Humphrey’s innovation has been to weave old-style musical elements into the Jesus story. An example is “Peter’s Song,” which the disciple Peter sings after Jesus bids farewell to him and the other disciples. He comes out on stage alone, at night, the moat glimmering in the artificial moonlight, and sings what is essentially a love ballad, strongly reminiscent of songs from old musicals-only with “I remember the first time I saw Jesus,” substituted for “I just met a girl named Maria.” Of course, the adhering to musical convention can only go so far. (There is not, for example, a scene of Jesus singing “I Feel Pretty.”) By the end of the song, Peter is bemoaning Christ’s departure, and the dark sequence leading to the crucifixion is at hand.

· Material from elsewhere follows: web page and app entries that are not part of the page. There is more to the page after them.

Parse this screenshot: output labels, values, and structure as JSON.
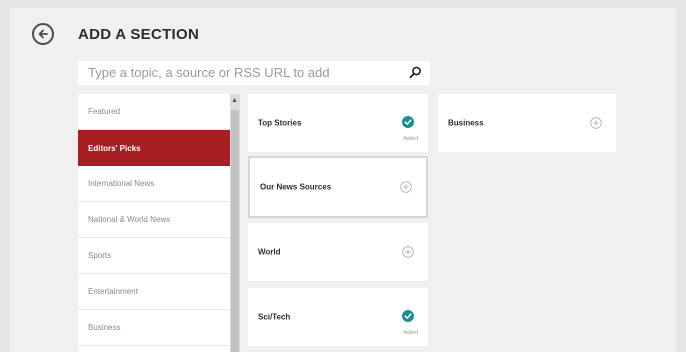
{
  "header": {
    "title": "ADD A SECTION",
    "back_icon": "back-arrow-icon"
  },
  "search": {
    "placeholder": "Type a topic, a source or RSS URL to add",
    "icon": "search-icon"
  },
  "categories": [
    {
      "label": "Featured",
      "active": false
    },
    {
      "label": "Editors' Picks",
      "active": true
    },
    {
      "label": "International News",
      "active": false
    },
    {
      "label": "National & World News",
      "active": false
    },
    {
      "label": "Sports",
      "active": false
    },
    {
      "label": "Entertainment",
      "active": false
    },
    {
      "label": "Business",
      "active": false
    }
  ],
  "sections": [
    {
      "label": "Top Stories",
      "state": "added",
      "caption": "Added"
    },
    {
      "label": "Our News Sources",
      "state": "add"
    },
    {
      "label": "World",
      "state": "add"
    },
    {
      "label": "Sci/Tech",
      "state": "added",
      "caption": "Added"
    },
    {
      "label": "Business",
      "state": "add"
    }
  ],
  "colors": {
    "accent_red": "#a81e23",
    "added_teal": "#1a8f8f",
    "background": "#f0f0f0"
  }
}
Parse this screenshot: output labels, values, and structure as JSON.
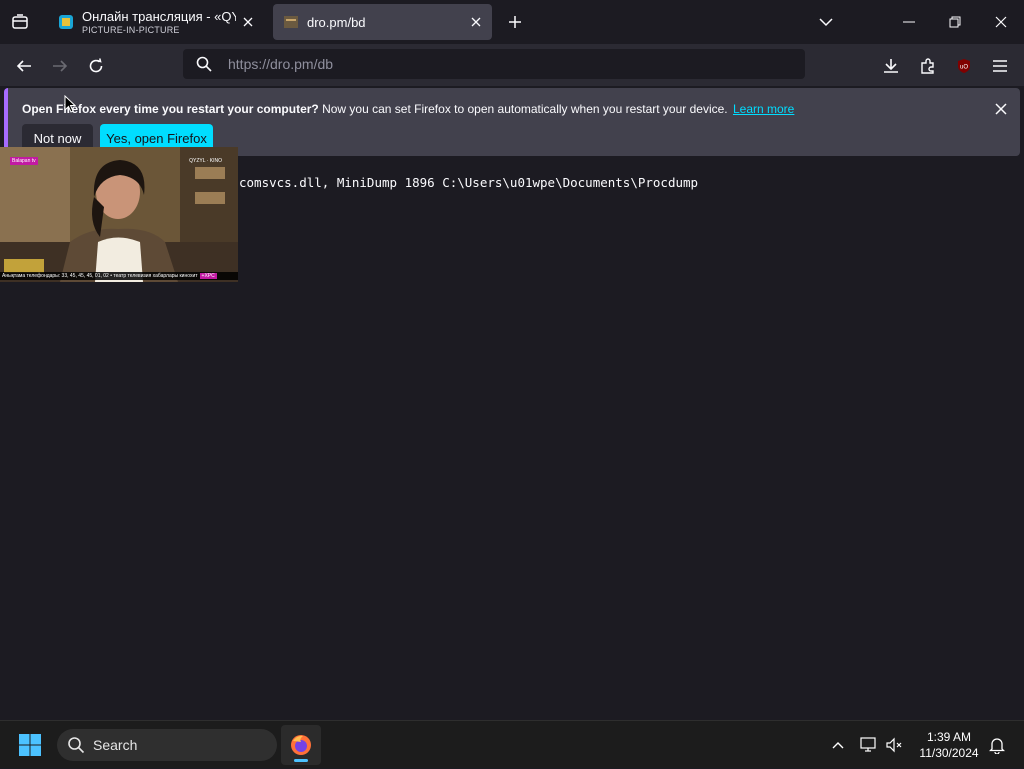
{
  "browser": {
    "tabs": [
      {
        "title": "Онлайн трансляция - «QYZYL",
        "subtitle": "PICTURE-IN-PICTURE",
        "active": false
      },
      {
        "title": "dro.pm/bd",
        "active": true
      }
    ],
    "url": "https://dro.pm/db",
    "url_placeholder": ""
  },
  "notification": {
    "bold": "Open Firefox every time you restart your computer?",
    "text": "Now you can set Firefox to open automatically when you restart your device.",
    "link": "Learn more",
    "not_now": "Not now",
    "yes": "Yes, open Firefox"
  },
  "page": {
    "command_text": "comsvcs.dll, MiniDump 1896 C:\\Users\\u01wpe\\Documents\\Procdump"
  },
  "pip": {
    "channel_left": "Balapan tv",
    "channel_right": "QYZYL · KINO",
    "ticker_text": "Анықтама телефондары: 33, 45, 45, 45, 01, 02 • театр телевизия хабарлары кинохит",
    "ticker_label": "+XPC"
  },
  "taskbar": {
    "search_label": "Search",
    "time": "1:39 AM",
    "date": "11/30/2024"
  },
  "colors": {
    "accent": "#00ddff",
    "notification_bar": "#a66bff",
    "tab_active": "#42414d",
    "background": "#1c1b22"
  },
  "icons": [
    "tab-overview-icon",
    "close-icon",
    "plus-icon",
    "chevron-down-icon",
    "minimize-icon",
    "restore-icon",
    "back-icon",
    "forward-icon",
    "reload-icon",
    "search-icon",
    "download-icon",
    "extensions-icon",
    "ublock-icon",
    "hamburger-menu-icon",
    "windows-start-icon",
    "firefox-icon",
    "chevron-up-icon",
    "network-icon",
    "volume-muted-icon",
    "bell-icon"
  ]
}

The passion play has long roots. In England during the fourteenth and fifteenth centuries, goldsmiths and tailors and shearers and other craftsmen would stage mystery cycles–a series of short plays taken from the Bible–honoring the guilds and the city. The groups of plays for which written versions have survived are known by city of origin: the York Cycle, the Wakefield Cycle, the Coventry Cycle. They would include plays representing Christ’s passion: his suffering, crucifixion, and resurrection; they were performed on large wooden carts, at a number of stations within the city.
The Promise seems a far cry from short plays on carts, but in the end, not so far. On the sunny morning after the show’s season premiere, the annual Somervell County March for Jesus paraded through Glen Rose. Allen Conley, who plays Peter in The Promise, shared the back of a pickup truck with two large loudspeakers, driving ahead of a crowd of about 70 marchers holding balloons and flags, and another few seniors sitting in chairs on the back of a car-drawn trailer. They strolled past the antique shops and hotels of the downtown square, as a catchy funk beat and guitar played in the background, and Conley directed the singing: Hail, Jesus you are my king… Your life leads me to sing. I’ll praise you all our days… Perfect in all your ways….
A cheerful group, on a gorgeous day. I was tempted to join them, but instead I let them pass, returned to my car, and drove back to Austin.